On Wednesday, May 22nd, 2019, Mariah (aka “The Boss”), Frankie (aka “The Older Daughter”), and Alec (aka “The Older Daughter’s Husband”), and I met at Mariah’s eye clinic, loaded into a single vehicle, and hit the open road, headed for Revolution Hall in Portland, Oregon. (It’s about an hour drive from our town.)
The ultimate goal of this excursion was to witness a reading by Adam Savage (formerly the co-host of the wonderfully entertaining program, Myth Busters, and currently the driving force behind the YouToob channel, Tested, and the soon to debut Science Channel show, Savage Builds.) Mr. Savage was going to be reading from his new book, Every Tool’s a Hammer.
Revolution Hall is a cool venue. According to their website, the building USED to be a high school. Now it’s a concert hall, office park, and houses several bars, including a rooftop lounge (although I haven’t actually visited that part of the building, yet… I’m afraid of heights…)
Despite getting a bit of a late start, (Mariah had to work until 5:30 P.M.), we made good time on the freeway and, thankfully, Revolution Hall has parking right next to the venue for a reasonable price. (Only $5.00 for this event—compared to some P-Town parking, that’s a real steal. I’ve paid upwards of $15.00 for the day at some Portland lots. Gouge away!!!)
We found a parking space quite close to the hall and walked quickly to the building, where the doors were already open.
The ticket price for entry also included a free copy of Savage’s book, which was cool, and a “question card,” for a Q + A session after the reading. (Only Frankie and I filled out the question cards from our group; Mariah and Alec didn’t want to know anything, I guess…)
Interestingly, after we made it through the doors, got our books, and hit the restrooms, and as we were preparing to head upstairs to the auditorium, who should appear before us waiting to get on an elevator, but Adam Savage, himself, with a small group of people! Although none of us said anything to him as we passed, Frankie went into hyper-ventilation mode and basically vibrated for the next half-an-hour! (Savage is one of her heroes…)
We found our seats fairly easily. It’s not a big theater (holds about 800 people, according to the website, and it’s a great place to see a show! Elvis [aka “The Younger Daughter”] and I saw Jack Septiceye there last August.) Our seats for this event were quite close to the stage on the right side. (Unfortunately, because of the low light during the reading, our camera phones had a tough time taking any non-blurry photos—plus, Adam Savage was constantly in motion, adding to the photographic difficulty. Still, Mariah got a couple of good pictures!)

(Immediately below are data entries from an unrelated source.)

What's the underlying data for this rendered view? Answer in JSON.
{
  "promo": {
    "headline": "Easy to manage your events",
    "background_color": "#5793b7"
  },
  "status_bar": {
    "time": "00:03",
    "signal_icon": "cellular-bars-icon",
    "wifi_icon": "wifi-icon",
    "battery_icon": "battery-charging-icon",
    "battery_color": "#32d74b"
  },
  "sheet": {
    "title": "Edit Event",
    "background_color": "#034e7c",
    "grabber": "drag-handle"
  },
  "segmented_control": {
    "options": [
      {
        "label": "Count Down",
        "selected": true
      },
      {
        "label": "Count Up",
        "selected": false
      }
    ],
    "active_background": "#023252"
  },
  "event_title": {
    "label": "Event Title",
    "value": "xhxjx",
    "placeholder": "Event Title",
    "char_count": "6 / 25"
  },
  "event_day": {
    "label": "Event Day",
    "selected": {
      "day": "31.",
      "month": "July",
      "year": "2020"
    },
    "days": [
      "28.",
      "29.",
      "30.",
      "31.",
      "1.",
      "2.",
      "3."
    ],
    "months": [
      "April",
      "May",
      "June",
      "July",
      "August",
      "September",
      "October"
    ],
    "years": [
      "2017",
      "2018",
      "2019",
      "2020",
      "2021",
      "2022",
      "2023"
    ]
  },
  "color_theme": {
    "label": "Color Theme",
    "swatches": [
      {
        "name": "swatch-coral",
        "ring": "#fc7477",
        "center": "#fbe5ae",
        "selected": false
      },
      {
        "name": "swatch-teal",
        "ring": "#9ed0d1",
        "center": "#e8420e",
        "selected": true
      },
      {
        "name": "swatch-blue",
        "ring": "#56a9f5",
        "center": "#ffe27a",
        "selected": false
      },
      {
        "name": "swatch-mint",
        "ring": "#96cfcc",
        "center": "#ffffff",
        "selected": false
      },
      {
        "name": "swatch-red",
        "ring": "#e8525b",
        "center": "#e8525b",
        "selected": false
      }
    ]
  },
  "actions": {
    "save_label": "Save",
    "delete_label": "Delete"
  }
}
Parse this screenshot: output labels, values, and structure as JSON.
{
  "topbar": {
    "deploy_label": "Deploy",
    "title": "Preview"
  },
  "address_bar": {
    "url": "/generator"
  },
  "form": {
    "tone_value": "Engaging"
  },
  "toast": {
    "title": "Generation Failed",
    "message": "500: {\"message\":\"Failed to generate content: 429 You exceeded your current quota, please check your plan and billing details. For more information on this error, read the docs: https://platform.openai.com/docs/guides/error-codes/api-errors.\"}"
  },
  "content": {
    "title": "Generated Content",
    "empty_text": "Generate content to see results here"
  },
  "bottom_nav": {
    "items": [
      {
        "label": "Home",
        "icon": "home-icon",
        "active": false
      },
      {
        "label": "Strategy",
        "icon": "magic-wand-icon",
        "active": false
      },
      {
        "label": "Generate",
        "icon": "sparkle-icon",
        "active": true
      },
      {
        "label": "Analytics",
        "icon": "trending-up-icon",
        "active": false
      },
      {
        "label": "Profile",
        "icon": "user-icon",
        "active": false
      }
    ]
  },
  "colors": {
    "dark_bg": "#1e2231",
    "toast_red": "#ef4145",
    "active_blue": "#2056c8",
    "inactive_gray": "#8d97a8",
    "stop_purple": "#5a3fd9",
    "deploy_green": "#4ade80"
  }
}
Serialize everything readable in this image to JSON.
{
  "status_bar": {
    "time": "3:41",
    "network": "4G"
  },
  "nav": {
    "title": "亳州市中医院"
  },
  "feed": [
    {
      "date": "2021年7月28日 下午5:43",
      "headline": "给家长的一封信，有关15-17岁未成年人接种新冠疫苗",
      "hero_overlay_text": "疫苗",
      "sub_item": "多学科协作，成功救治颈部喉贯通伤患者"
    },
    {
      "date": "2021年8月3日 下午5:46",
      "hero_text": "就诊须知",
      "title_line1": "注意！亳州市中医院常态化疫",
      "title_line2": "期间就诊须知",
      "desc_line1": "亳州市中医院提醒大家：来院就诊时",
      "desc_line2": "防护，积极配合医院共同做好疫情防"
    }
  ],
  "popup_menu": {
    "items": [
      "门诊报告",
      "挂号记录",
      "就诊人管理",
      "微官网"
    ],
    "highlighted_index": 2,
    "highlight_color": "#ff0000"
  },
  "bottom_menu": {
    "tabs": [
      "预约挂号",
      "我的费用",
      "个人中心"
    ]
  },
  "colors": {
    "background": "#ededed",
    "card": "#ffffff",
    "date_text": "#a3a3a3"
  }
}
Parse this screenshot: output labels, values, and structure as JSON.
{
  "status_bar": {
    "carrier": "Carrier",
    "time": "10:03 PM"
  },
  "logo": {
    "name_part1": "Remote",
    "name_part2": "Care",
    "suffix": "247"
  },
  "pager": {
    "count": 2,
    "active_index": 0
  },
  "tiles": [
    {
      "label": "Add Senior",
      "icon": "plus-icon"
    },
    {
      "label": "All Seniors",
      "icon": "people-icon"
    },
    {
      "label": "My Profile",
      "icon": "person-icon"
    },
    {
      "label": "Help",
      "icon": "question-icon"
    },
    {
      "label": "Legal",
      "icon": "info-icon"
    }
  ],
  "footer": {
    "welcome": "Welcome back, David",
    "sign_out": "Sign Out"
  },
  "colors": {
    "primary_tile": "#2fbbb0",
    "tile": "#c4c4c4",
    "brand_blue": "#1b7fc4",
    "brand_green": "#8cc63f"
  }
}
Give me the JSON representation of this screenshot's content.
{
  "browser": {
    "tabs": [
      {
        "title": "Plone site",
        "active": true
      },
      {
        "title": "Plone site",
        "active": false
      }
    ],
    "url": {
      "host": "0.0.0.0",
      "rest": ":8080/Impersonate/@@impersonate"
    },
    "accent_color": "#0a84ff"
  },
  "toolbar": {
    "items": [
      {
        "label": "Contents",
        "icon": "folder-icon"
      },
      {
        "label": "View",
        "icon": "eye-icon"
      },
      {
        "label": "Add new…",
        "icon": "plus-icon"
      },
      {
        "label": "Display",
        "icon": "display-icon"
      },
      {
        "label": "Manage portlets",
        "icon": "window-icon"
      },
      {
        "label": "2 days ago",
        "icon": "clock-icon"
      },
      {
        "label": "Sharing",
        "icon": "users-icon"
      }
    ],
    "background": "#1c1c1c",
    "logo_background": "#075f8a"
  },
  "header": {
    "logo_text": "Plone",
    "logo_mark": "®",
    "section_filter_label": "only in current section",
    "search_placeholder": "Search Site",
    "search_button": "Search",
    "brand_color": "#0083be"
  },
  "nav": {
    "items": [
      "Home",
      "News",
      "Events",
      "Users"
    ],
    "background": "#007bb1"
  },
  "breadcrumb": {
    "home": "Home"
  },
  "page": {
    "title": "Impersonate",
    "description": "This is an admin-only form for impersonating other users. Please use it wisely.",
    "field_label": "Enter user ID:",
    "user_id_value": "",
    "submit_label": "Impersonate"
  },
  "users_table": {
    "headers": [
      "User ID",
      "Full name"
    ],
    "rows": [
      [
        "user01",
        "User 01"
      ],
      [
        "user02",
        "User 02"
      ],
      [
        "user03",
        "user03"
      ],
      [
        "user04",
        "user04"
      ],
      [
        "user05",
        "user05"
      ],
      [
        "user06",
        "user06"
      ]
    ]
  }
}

The show itself was great! Savage was up-beat, funny, sincere, and inspiring, and it’s clear from listening to him talk that he loves what he does. He read a chapter from his book, talked a bit about the writing process, a bit about his personal life (having kids and such), and quite a bit about his years as a “MAKER.” (This is a term I’ve heard thrown around quite a bit lately, and it seems like something that I may have, inadvertently, been doing for years without knowing that it was a “movement,” as such…) Then, he read several of the Q + A cards.
Frankie, in her card, mentioned that she and her husband were about to have a baby, and she wanted to know what advice Savage could give for how to best encourage their new kid to be crafty and creative. Savage’s answer was perfect: “Just get out of her way!” He said that you have to be supportive of their efforts, but he also mentioned that kids are “natural scientists,” meaning that they are naturally curious and inventive and, if allowed to, most little folk will just go for it and see what happens! (I agree.)
I, of course, asked something much deeper and more profound: “What’s your favorite puppet?” He answered, “Rowlf,” one of Jim Henson’s Muppets! I was satisfied with that response, and he also talked about visiting the Jim Henson Exhibition at the Museum of the Moving Image, in New York. I’m not really that keen to go to New York, but if anything is going to get me there, a Jim Henson retrospective might just do it!
Savage didn’t talk for too long, but the show was very entertaining, and I’m looking forward to reading his book. I think one of his primary messages was for folks to figure out what they enjoy, what they love—regardless of how nerdy or silly or seemingly STUPID that interest might be—and embrace their enjoyment of it. And I’m certainly cool with that message. (It almost seems like he was visited by the Winged Serpent and was put on the Path of Enlightened Entertainment! I can definitely see the signs!!!)
So—it was a great time! A great talk! Hanging with the family and doing something we all enjoyed! If Mr. Savage is going to be near your town or village, and you want some laughs and a bit of inspiration / motivation, I HIGHLY recommend catching his show! Once I get his book read, I’ll give it the review treatment and let you know what my thoughts are on that, as well, but I can’t imagine it’s going to be anything less than brilliantly entertaining…
Okay, now go do something that you’ll enjoy! Go!!!
—Richard F. Yates
(Primitive Thoughtician and Holy Fool)
SUPPORT INDEPENDENT FOLKS WHO ARE JUST MAKING STUFF BECAUSE THEY LOVE IT!!!